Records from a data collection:

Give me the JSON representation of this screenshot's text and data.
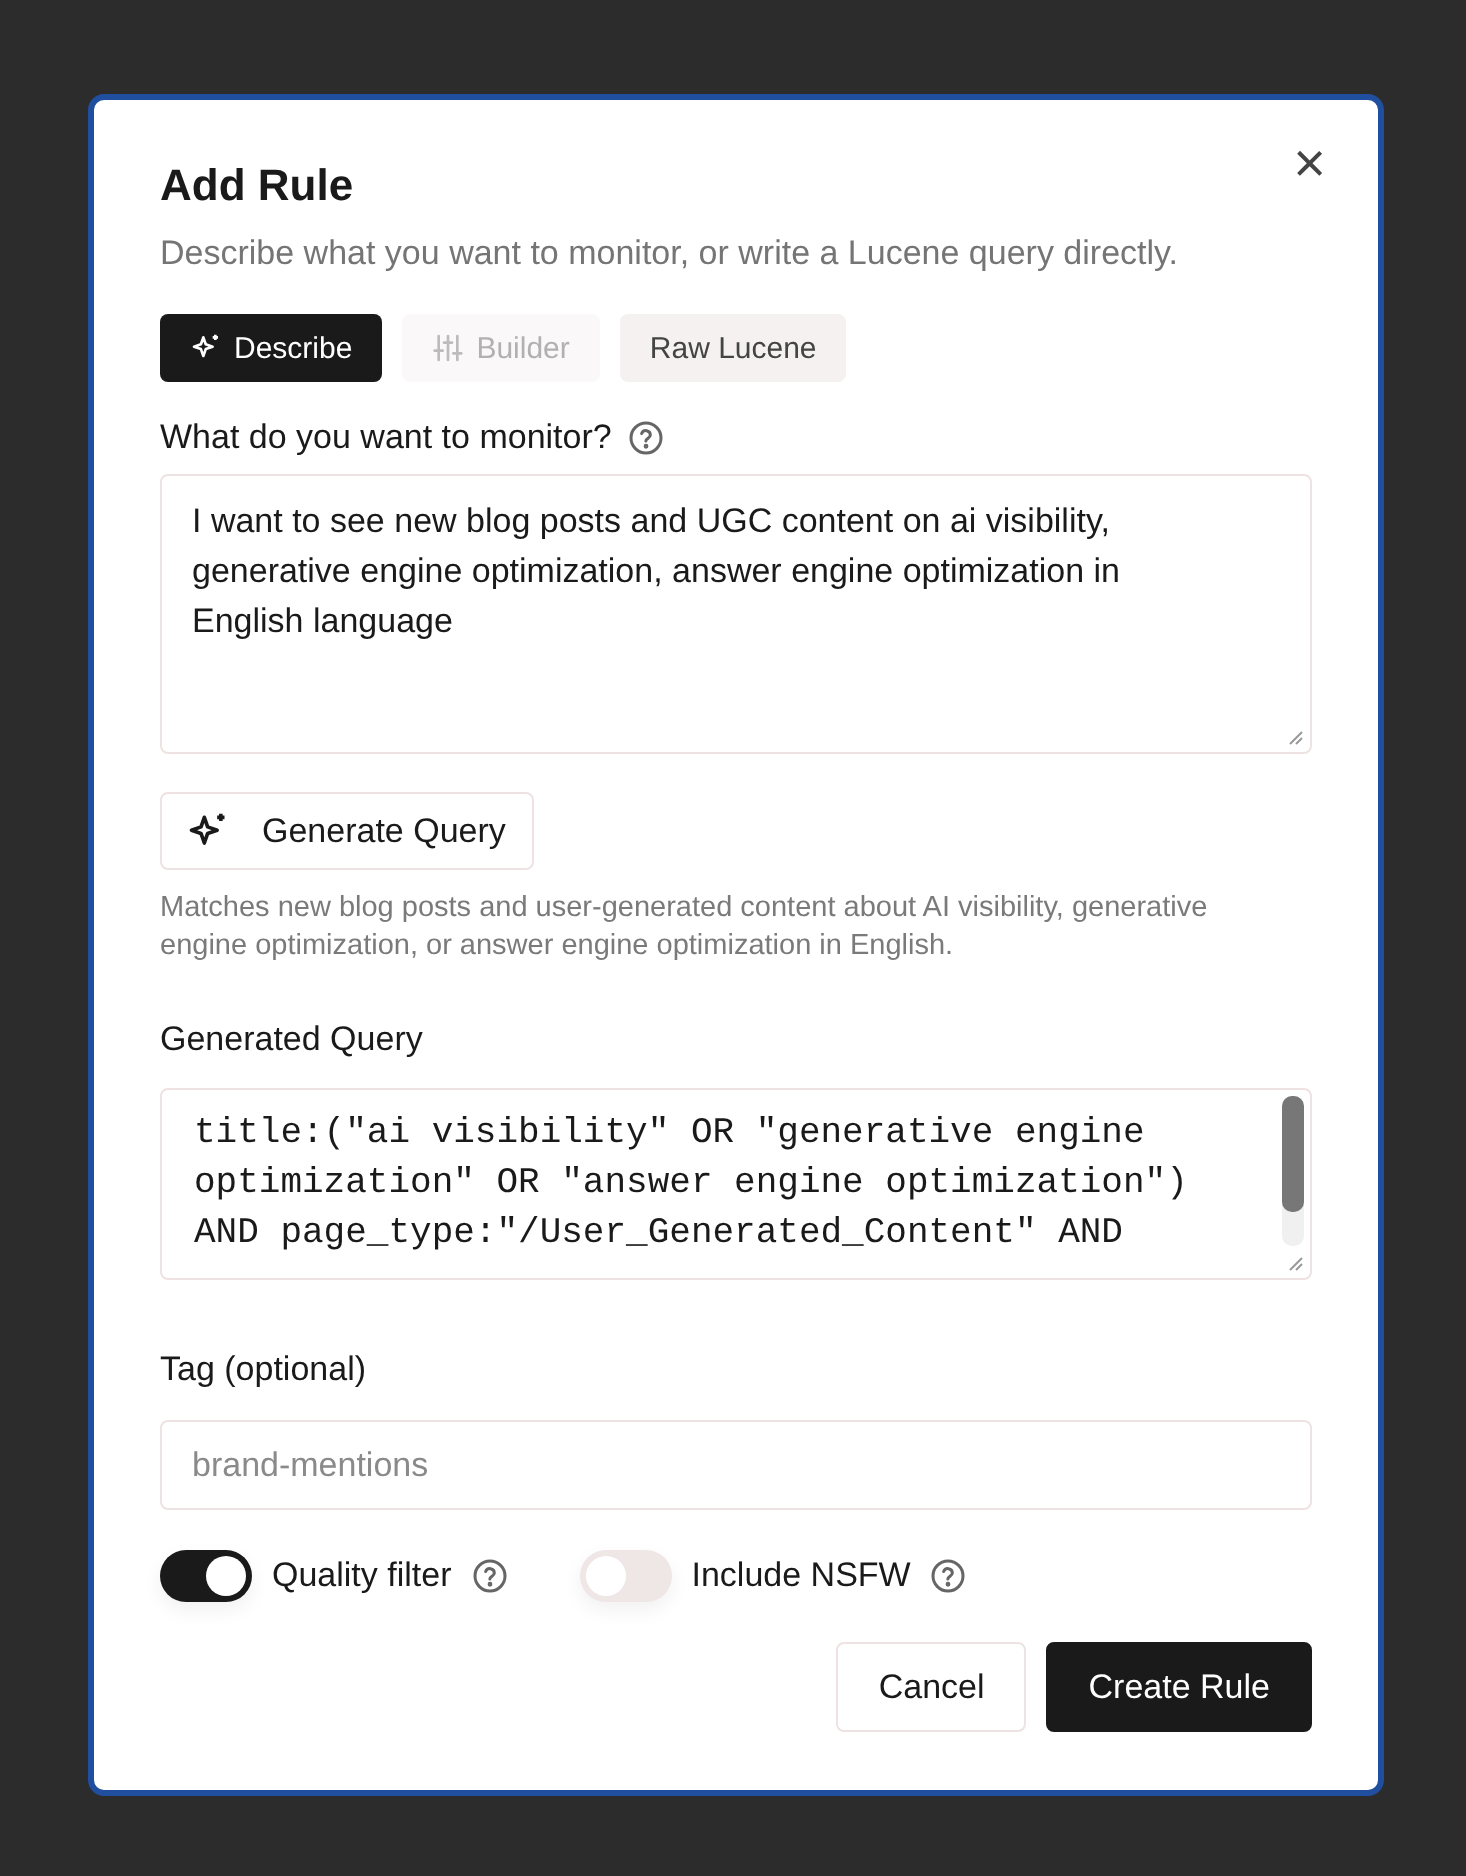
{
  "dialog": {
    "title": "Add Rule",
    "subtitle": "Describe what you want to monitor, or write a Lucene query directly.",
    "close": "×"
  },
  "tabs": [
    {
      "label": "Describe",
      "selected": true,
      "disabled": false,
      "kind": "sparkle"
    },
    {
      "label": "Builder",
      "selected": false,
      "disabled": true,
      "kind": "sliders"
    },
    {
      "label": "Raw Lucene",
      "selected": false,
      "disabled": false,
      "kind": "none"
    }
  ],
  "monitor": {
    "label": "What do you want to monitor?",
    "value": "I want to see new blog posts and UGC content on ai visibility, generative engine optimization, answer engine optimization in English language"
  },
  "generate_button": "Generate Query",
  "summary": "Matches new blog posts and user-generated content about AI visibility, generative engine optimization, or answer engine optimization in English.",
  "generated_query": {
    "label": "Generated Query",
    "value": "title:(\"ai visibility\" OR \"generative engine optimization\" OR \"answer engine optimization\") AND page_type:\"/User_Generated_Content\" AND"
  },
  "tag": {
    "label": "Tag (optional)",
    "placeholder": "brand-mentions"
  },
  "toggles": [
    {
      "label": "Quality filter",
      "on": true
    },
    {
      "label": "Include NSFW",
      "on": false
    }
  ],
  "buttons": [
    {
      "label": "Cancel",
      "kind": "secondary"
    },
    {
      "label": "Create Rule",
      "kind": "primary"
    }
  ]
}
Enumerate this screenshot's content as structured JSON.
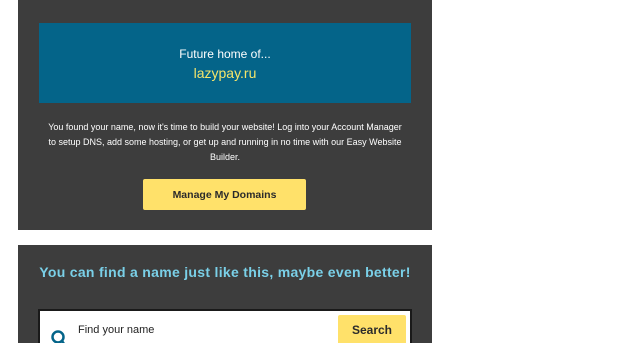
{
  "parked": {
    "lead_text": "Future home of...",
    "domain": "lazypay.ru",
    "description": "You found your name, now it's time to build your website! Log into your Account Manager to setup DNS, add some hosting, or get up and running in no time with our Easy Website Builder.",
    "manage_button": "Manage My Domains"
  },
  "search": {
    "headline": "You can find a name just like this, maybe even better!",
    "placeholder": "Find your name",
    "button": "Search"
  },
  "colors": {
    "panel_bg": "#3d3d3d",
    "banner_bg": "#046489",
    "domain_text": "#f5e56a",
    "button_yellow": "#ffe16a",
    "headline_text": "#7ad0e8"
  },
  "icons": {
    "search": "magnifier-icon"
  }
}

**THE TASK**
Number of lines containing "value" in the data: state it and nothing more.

**YOUR RESPONSE**
2